Provided information:
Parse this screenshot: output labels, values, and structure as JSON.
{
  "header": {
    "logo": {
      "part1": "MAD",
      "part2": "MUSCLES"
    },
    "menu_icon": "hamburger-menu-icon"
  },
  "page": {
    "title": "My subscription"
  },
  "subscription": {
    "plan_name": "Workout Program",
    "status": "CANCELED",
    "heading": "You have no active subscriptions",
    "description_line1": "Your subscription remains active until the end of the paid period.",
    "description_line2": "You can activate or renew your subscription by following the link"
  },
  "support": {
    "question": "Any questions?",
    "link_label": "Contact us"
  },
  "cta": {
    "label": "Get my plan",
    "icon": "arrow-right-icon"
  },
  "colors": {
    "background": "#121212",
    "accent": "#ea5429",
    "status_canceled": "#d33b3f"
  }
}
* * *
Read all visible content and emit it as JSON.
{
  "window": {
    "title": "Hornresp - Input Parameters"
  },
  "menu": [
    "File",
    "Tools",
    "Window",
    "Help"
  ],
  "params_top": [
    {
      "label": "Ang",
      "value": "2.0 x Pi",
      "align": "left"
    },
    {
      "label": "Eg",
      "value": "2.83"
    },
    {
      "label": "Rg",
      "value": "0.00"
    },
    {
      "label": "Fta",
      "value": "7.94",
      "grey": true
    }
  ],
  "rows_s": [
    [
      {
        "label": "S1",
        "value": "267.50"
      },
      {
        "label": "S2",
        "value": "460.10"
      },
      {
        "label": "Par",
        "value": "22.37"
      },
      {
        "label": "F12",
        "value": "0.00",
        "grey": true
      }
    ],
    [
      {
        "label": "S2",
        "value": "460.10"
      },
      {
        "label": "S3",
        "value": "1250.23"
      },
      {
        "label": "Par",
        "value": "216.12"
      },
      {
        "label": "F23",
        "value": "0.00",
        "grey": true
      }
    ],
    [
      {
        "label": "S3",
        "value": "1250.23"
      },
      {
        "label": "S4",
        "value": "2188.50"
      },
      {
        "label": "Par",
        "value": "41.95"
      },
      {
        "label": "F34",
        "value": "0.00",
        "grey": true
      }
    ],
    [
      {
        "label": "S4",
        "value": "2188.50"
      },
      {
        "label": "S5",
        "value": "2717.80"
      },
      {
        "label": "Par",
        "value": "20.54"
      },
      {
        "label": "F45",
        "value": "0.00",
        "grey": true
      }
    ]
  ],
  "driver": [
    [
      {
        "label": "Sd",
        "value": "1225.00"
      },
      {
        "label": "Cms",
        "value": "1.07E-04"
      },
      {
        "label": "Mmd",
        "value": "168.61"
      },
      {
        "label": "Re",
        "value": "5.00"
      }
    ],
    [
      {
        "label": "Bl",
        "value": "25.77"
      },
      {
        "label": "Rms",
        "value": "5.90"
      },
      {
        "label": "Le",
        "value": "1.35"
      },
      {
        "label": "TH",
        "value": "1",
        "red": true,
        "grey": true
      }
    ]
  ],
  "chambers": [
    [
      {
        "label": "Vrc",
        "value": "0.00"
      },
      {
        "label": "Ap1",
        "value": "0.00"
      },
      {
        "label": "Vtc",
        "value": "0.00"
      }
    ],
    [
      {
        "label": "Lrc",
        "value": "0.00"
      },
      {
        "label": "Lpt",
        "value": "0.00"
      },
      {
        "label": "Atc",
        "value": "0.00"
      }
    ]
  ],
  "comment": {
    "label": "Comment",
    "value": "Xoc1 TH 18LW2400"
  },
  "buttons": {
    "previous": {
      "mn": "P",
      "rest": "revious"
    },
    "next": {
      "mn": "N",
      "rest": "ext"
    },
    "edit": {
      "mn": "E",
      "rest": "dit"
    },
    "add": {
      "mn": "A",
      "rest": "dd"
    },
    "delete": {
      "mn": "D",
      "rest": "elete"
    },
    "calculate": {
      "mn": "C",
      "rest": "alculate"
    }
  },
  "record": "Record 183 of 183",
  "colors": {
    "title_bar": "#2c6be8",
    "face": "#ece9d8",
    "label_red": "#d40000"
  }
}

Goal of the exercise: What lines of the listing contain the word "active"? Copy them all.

Output for this exercise:
    "heading": "You have no active subscriptions",
    "description_line1": "Your subscription remains active until the end of the paid period.",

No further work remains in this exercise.